Last week the students in my Writing Close to the Earth online class read George Orwell's classic essay, "Politics and the English Language." In it ... Read More
A few weeks ago, @Pete posted the following in the Rabbit Room discussion forum:
“… When I look at the news (or Facebook) these days, I’m appalled at society’s increasing inability to disagree without falling into insult or anger or hate (or out of sound logic). Why is the art of understanding another’s point of view so thoroughly eroded? Why does it seem like compromise a bad word? As a society, is there even a pathway back to a place of gracious and thoughtful discourse? Or is the monster out of control until it’s run its course?”
His questions, particularly in an election year, are significant. There are no easy answers. However, we can begin the work of reconciliation and productive dialogue by engaging our imaginations. How could we interact differently with those who have different viewpoints? How might we respond to tragedy or brokenness in ways other than placing blame or taking the opportunity to justify our own beliefs? Perhaps learning to lament is a helpful first step.
“To lament is to come alongside those who grieve, to sit with them (literally and figuratively) in the silence and to recognize there that in God’s interconnected creation, their pain is our pain. We might, in the silence, consider how it is that we share in the same pain. To lament is not to offer words of comfort; it is not to try to fix the problem or to prevent it from ever happening again. Diving headlong into a debate about gun control, for instance, after a tragic shooting such as the ones in Aurora, Colorado, or Newton, Connecticut, is not lament. Lament is the time for the hard work of searching our own souls, looking for the sorts of rebellion and violence that if untended could burst into violence toward others. (p.115)”
I’ve been sitting with this quote for weeks. Our reading of Slow Church seems particularly timely.
Whether you’re reading along with us or not, consider the following quotes, then choose a question or two to answer and share with the group. Since some of our group is just getting started and others may be reading ahead, we’ve numbered the questions (starting with chapter 1). It would be helpful if you’d number your responses accordingly. Our hope is that anyone can step in and participate and easily navigate the conversation as it unfolds. Feel free to answer either here in the comments, or over at the discussion forum.
Slow Church Week 2 – Second Course: Ecology
“Reconciliation is our capacity to talk and work and play with ‘the other’ toward the common good.” (p.111)
7. Given the current political landscape, how could you apply (practically – not theoretically) that principle in your life?
“Lament is the time for the hard work of searching our own souls, looking for the sorts of rebellion and violence that if untended could burst into violence toward others.” (p.115)
8. When facing tragedy or injustice, what are some of your “go-to” responses rather than to lament? What would it look like for you to lament rather than default to (fill in the blank)?

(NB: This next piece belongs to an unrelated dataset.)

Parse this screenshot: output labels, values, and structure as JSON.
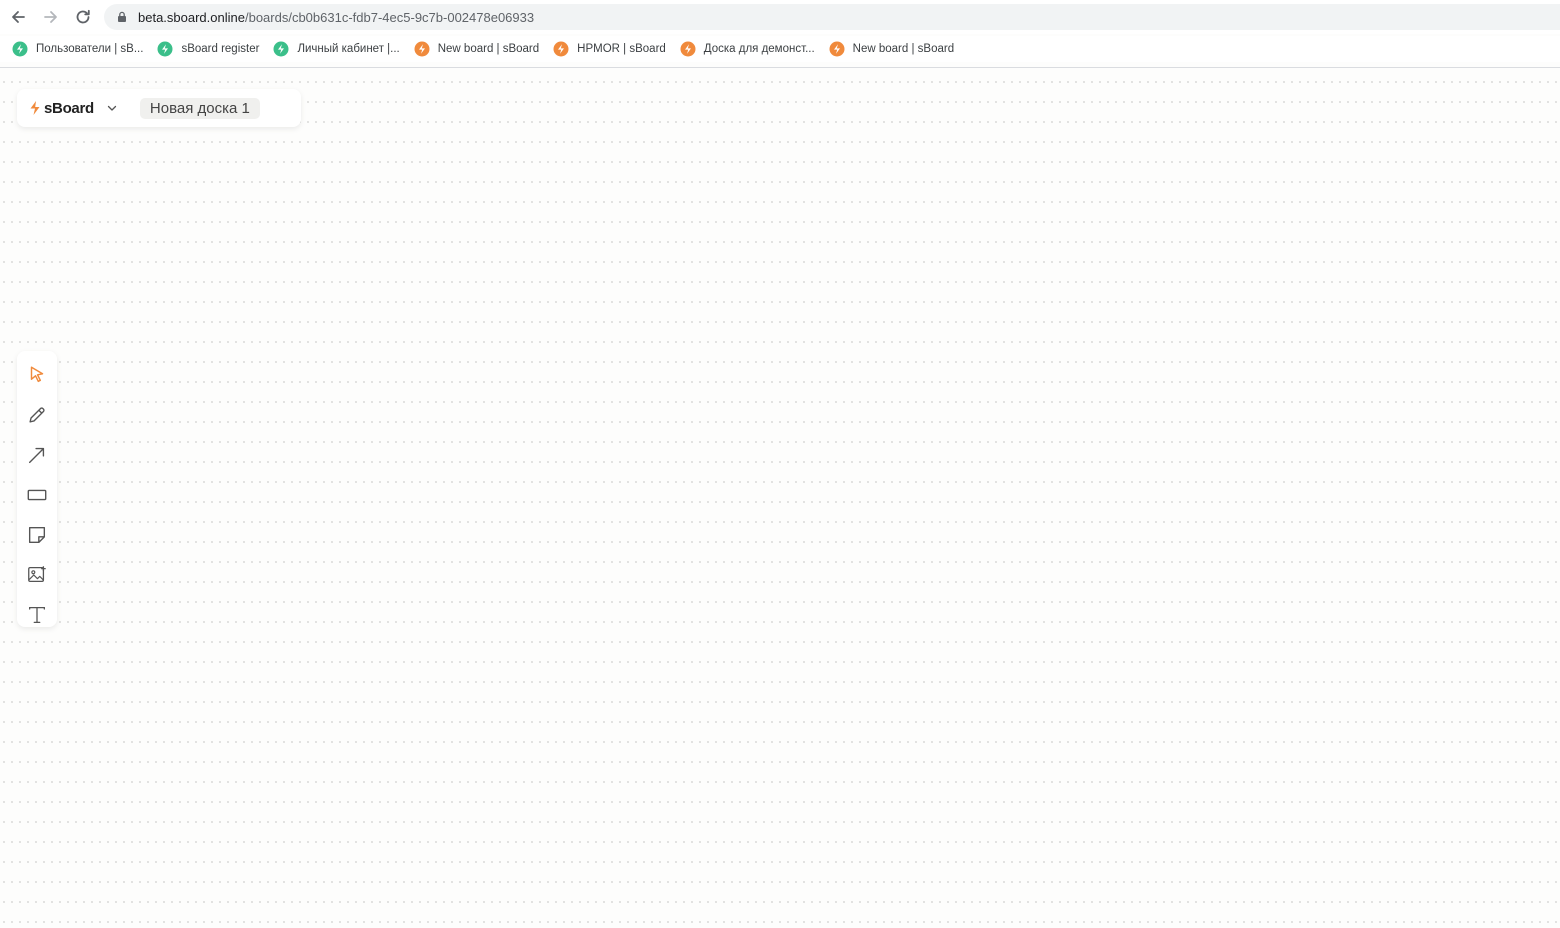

“Redistribution teaches us to grow deeper in the reconciling economy of God in which God provides abundantly for us in order that we might share abundantly with others.” (p.143)

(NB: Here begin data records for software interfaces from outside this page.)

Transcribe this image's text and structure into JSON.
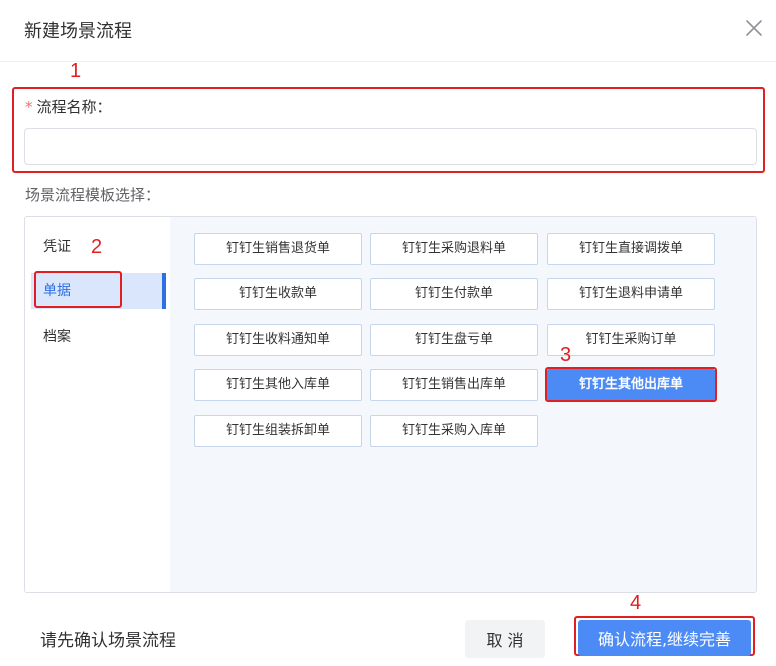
{
  "dialog": {
    "title": "新建场景流程"
  },
  "form": {
    "required_mark": "*",
    "name_label": "流程名称：",
    "name_value": "",
    "name_placeholder": "",
    "template_label": "场景流程模板选择："
  },
  "nav": {
    "items": [
      {
        "label": "凭证"
      },
      {
        "label": "单据"
      },
      {
        "label": "档案"
      }
    ],
    "active": "单据"
  },
  "templates": [
    {
      "label": "钉钉生销售退货单"
    },
    {
      "label": "钉钉生采购退料单"
    },
    {
      "label": "钉钉生直接调拨单"
    },
    {
      "label": "钉钉生收款单"
    },
    {
      "label": "钉钉生付款单"
    },
    {
      "label": "钉钉生退料申请单"
    },
    {
      "label": "钉钉生收料通知单"
    },
    {
      "label": "钉钉生盘亏单"
    },
    {
      "label": "钉钉生采购订单"
    },
    {
      "label": "钉钉生其他入库单"
    },
    {
      "label": "钉钉生销售出库单"
    },
    {
      "label": "钉钉生其他出库单"
    },
    {
      "label": "钉钉生组装拆卸单"
    },
    {
      "label": "钉钉生采购入库单"
    }
  ],
  "selected_template": "钉钉生其他出库单",
  "footer": {
    "hint": "请先确认场景流程",
    "cancel_label": "取 消",
    "confirm_label": "确认流程,继续完善"
  },
  "annotations": [
    "1",
    "2",
    "3",
    "4"
  ],
  "colors": {
    "primary": "#4c8bf5",
    "annotation": "#e02020",
    "required": "#f56c6c"
  },
  "icons": {
    "close": "close-icon"
  }
}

9. How has God provided abundantly for you? (Think not only of material provision, but also of talents, relationships, etc.) How might you share in that abundance with others?

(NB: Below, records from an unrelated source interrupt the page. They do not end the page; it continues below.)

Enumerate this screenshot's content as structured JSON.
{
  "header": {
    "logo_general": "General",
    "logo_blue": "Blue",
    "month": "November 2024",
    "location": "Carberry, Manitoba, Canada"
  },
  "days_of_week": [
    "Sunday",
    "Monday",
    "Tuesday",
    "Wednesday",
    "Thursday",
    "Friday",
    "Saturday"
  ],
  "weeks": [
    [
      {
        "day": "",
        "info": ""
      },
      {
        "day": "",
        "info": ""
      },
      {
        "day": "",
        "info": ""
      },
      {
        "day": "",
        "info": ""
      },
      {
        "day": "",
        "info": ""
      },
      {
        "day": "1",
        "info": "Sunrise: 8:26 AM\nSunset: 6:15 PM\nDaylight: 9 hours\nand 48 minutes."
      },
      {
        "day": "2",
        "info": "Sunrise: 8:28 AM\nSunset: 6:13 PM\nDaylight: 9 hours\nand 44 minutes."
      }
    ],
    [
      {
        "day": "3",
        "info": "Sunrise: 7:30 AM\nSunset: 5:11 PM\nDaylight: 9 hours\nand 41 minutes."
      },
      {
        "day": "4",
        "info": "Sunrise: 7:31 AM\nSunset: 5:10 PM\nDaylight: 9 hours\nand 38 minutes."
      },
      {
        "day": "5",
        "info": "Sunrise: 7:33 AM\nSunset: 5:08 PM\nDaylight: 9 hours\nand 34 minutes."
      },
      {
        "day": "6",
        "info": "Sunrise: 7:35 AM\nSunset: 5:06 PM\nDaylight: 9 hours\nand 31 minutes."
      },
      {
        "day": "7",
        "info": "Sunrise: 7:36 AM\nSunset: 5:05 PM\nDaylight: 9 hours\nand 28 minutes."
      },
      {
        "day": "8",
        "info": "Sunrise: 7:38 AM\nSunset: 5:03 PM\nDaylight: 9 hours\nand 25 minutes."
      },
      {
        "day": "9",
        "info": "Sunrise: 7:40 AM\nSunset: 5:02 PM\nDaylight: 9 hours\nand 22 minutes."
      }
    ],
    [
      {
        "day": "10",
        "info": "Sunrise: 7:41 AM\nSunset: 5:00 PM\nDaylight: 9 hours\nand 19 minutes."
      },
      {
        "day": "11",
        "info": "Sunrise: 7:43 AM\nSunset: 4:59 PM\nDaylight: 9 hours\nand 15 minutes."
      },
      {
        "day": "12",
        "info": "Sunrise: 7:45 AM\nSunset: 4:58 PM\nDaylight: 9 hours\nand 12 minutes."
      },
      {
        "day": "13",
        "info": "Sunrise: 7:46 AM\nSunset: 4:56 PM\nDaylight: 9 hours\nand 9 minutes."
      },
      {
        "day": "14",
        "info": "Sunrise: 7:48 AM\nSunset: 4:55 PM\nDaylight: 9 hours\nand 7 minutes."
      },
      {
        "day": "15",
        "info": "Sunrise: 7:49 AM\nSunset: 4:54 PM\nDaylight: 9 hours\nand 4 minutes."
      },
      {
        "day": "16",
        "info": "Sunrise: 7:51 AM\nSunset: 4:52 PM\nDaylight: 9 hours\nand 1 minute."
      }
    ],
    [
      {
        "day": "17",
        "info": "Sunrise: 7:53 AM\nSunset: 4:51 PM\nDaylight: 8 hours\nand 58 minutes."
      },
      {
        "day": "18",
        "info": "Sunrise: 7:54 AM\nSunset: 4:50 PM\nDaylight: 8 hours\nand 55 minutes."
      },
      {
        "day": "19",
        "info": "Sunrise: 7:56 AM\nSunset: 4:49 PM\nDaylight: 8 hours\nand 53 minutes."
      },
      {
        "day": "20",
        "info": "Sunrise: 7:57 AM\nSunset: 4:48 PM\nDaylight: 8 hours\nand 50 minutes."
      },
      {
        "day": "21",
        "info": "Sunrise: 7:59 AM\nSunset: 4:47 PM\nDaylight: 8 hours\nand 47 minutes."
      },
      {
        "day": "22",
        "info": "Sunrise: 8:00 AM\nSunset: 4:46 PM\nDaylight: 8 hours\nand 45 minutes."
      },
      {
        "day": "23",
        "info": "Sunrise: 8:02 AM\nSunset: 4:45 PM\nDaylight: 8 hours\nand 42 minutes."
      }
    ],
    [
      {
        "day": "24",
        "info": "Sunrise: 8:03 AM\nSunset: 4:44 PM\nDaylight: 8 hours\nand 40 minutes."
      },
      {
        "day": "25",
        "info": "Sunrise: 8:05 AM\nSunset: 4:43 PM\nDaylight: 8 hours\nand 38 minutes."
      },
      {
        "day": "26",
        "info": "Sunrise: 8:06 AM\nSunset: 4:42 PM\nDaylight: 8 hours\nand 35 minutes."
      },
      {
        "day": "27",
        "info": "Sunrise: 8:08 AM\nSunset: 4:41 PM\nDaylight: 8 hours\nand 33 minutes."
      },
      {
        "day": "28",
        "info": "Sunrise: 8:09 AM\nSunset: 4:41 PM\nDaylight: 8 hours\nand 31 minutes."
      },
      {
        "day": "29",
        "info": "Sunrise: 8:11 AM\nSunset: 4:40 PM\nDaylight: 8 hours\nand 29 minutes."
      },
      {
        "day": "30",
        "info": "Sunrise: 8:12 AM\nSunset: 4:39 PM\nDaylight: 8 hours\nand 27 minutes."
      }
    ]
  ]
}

“Sabbath, then, becomes for us the day in which we pause our striving and start abiding.” (p. 147)
10. Describe a time when you experienced a deep Sabbath rest. What were the circumstances?
11. What stands in the way of your experiencing Sabbath rest on a routine basis? What’s one practical step you can take to help remove that obstacle?
If you’re just joining us, you can catch up here: